'Armies of the Hellenistic States 323BC to AD30’ by Gabriele Esposito (Pen and Sword) is a grand tour of the armies in the eastern Mediterranean from Alexander to the domination of Rome.
He starts with a brief explanation of the military revolution instigated by Alexander's father, Philip of Macedon. A combination of the pike wielding phalanx and heavy cavalry overwhelmed the hoplite armies of the Greek city states. He then shows how Alexander developed this army in his conquest of the Persian Empire.
There is a short chapter on the military history of the period and the events after Alexander's death with the creation of successor states, led by his generals, the Diadochi. There are better books on these wars, including, Bob Bennett's, 'The Wars of Alexander's Successors'. However, this is really context for looking at the organisation of each army.
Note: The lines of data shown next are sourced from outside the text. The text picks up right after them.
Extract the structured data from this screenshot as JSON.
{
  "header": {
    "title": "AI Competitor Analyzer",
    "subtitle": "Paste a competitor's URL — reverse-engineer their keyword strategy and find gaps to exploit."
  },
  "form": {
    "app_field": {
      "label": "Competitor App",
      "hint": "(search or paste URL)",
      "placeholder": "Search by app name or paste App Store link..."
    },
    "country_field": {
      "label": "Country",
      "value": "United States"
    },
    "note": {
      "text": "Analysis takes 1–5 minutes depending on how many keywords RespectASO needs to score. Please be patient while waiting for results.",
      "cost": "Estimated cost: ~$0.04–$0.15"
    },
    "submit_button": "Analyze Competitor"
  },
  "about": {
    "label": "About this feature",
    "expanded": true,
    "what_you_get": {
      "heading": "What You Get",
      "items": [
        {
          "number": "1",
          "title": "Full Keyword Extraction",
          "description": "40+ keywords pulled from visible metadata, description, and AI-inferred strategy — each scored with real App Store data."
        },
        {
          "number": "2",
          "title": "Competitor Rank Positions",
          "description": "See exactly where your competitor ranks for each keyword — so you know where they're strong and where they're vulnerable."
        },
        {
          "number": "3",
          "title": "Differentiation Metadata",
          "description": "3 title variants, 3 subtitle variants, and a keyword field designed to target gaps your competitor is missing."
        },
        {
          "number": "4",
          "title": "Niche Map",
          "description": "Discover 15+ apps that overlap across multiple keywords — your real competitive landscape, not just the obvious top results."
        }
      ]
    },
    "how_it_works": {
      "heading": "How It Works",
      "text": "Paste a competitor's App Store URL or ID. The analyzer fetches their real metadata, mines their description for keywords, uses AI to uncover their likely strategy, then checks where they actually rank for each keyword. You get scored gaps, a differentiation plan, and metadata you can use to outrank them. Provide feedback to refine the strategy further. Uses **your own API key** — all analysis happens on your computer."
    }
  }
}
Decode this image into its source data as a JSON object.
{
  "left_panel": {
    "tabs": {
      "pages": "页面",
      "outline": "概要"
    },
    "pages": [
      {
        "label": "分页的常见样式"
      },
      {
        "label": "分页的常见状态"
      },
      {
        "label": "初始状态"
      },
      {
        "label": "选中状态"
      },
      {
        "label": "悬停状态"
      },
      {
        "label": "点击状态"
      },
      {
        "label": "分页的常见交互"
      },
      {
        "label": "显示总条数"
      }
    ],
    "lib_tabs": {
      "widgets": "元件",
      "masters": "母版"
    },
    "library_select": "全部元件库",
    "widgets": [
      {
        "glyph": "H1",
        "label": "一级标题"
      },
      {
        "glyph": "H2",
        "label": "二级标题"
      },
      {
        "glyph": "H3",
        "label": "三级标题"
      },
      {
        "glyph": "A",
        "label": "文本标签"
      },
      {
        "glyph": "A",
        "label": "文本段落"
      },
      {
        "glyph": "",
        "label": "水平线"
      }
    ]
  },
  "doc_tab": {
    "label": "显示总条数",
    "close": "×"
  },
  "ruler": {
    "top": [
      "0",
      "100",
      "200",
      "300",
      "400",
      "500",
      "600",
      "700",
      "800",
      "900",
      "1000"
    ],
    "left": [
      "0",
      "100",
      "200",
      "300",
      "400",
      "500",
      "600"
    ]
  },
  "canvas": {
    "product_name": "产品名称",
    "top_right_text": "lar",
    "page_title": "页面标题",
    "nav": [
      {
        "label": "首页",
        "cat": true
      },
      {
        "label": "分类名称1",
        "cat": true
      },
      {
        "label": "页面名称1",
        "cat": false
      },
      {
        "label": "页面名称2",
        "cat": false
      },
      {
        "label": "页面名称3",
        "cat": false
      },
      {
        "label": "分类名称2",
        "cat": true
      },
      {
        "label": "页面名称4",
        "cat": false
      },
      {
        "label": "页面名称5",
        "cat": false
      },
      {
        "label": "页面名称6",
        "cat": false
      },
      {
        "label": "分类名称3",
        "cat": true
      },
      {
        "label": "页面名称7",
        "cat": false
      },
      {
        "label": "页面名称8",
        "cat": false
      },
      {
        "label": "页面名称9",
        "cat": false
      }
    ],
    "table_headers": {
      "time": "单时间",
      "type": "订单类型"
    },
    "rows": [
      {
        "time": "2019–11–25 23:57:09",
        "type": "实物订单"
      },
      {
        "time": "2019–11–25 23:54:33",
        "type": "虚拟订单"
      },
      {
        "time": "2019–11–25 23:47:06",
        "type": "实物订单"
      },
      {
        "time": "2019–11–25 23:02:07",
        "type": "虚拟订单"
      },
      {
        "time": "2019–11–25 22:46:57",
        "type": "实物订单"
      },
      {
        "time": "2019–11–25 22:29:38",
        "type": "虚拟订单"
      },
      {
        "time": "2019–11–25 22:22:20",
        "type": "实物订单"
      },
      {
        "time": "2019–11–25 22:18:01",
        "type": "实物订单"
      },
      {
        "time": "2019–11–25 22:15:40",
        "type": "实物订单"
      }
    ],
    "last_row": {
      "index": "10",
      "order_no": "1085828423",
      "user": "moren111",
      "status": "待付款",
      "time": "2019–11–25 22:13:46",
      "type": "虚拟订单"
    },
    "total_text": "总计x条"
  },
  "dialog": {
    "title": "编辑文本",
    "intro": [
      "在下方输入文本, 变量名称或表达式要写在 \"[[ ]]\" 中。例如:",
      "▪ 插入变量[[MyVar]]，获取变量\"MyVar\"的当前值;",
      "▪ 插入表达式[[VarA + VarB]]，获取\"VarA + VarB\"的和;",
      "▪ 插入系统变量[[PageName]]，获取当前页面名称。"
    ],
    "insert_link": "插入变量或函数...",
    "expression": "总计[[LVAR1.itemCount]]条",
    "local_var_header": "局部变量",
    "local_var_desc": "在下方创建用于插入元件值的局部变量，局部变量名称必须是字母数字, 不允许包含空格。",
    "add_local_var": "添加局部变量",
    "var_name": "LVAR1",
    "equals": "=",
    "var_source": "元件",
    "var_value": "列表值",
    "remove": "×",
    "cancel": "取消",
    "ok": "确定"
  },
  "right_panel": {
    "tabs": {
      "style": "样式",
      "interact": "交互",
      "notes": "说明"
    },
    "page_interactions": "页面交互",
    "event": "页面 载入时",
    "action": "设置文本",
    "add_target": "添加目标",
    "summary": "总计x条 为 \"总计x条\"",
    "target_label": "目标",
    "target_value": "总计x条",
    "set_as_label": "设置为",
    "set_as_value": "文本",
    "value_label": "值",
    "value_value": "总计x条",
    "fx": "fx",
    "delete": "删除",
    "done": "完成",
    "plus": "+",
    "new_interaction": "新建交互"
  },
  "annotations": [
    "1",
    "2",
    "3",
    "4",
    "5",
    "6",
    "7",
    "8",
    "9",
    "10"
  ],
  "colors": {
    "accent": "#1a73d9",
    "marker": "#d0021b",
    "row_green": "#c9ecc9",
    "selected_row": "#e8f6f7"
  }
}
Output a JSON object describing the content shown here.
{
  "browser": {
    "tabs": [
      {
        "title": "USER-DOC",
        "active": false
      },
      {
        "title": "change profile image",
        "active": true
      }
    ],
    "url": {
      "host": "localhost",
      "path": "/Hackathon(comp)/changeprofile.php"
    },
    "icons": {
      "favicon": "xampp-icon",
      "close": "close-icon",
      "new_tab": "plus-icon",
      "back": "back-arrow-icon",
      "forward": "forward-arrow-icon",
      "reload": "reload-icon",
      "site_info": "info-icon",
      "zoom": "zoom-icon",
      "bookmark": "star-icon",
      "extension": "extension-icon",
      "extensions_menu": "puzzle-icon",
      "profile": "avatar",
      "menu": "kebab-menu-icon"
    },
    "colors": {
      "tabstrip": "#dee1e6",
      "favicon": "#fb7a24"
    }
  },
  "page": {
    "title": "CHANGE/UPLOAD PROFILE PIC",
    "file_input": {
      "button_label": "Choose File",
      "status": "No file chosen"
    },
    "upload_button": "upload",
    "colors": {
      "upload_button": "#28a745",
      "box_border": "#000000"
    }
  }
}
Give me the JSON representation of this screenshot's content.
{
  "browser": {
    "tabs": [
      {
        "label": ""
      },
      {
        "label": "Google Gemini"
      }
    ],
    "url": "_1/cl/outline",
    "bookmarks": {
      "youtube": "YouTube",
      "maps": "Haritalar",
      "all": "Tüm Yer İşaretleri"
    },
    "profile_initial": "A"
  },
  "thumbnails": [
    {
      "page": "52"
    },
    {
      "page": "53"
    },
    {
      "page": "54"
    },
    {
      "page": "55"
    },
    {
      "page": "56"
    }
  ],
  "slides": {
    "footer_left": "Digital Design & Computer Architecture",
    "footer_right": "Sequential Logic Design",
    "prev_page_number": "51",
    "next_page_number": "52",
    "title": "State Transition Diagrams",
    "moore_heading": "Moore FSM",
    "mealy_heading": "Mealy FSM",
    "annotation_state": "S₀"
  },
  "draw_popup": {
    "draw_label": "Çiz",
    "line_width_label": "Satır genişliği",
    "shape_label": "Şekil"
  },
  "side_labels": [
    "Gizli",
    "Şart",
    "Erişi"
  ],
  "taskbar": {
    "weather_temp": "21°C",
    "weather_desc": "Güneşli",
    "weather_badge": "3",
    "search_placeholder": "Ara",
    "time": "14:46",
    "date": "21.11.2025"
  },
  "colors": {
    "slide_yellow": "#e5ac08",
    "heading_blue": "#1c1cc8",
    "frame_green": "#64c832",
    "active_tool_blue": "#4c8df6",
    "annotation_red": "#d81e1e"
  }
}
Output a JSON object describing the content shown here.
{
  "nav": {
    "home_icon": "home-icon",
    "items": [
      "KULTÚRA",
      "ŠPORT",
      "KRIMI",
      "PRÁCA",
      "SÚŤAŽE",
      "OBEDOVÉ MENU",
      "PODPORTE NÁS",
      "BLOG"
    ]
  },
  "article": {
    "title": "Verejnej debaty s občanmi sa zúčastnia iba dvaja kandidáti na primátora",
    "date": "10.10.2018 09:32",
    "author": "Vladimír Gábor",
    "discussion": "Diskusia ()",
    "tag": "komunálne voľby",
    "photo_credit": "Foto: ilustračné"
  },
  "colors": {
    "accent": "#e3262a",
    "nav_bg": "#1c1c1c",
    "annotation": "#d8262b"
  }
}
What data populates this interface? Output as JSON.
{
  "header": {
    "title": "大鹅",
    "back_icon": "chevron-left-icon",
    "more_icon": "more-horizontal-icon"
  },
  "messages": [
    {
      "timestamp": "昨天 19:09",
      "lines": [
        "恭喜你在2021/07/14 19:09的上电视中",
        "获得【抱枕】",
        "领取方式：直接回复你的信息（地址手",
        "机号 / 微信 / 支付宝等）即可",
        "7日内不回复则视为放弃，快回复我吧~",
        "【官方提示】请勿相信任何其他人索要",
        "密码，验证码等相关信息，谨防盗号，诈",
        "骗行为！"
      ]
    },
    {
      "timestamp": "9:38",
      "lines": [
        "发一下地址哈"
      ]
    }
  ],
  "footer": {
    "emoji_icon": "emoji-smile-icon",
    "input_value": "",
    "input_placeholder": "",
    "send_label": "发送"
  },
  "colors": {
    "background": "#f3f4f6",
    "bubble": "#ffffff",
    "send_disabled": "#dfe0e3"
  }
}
Most of these will be familiar. The Antigonid, Ptolemaic and Seleucid kingdoms had a core of Macedonian troops who were given land in return for military service, known as kleruchs. As these died off, they were replaced by their sons, although each state increasingly made use of native troops as well. This gave each army a distinct look, with the Seleucids probably being the most diverse. A reason why they are popular with wargamers!
Mercenaries remained an essential element of these armies. They were recruited from Greek states and were generally reliable and widely used as garrison troops. There were also many sought-after specialists like Cretan archers. Non-Hellenistic tribal societies provided large numbers of mercenaries, including Thracians and other Balkan tribes. The Celtic (Galatian) migration through the Balkans and into Anatolia, also provided a ready source of manpower.
Perhaps more interestingly, the book then turns to the less well-known states of the region. These include Epirus, Pontus, Bactria, Israel and even the fringes of India.
There are of course books on most of these states and their armies. What's different is using reenactors (Hetairoi) to 'model' the dress and equipment of each troop type. This is done in full colour on almost every other page, which results in a high-quality publication.
Sadly, the text is not quite up to the same standard. The use of overly long paragraphs makes some chapters hard going. A few charts would also be a better way to set out the organisational detail.
However, this book is worth the very reasonable price for the colour plates alone and therefore complements other publications.
Like most ancient wargamers I have a Seleucid army - mine is in 28mm. It has just about every troop type known to the ancient world.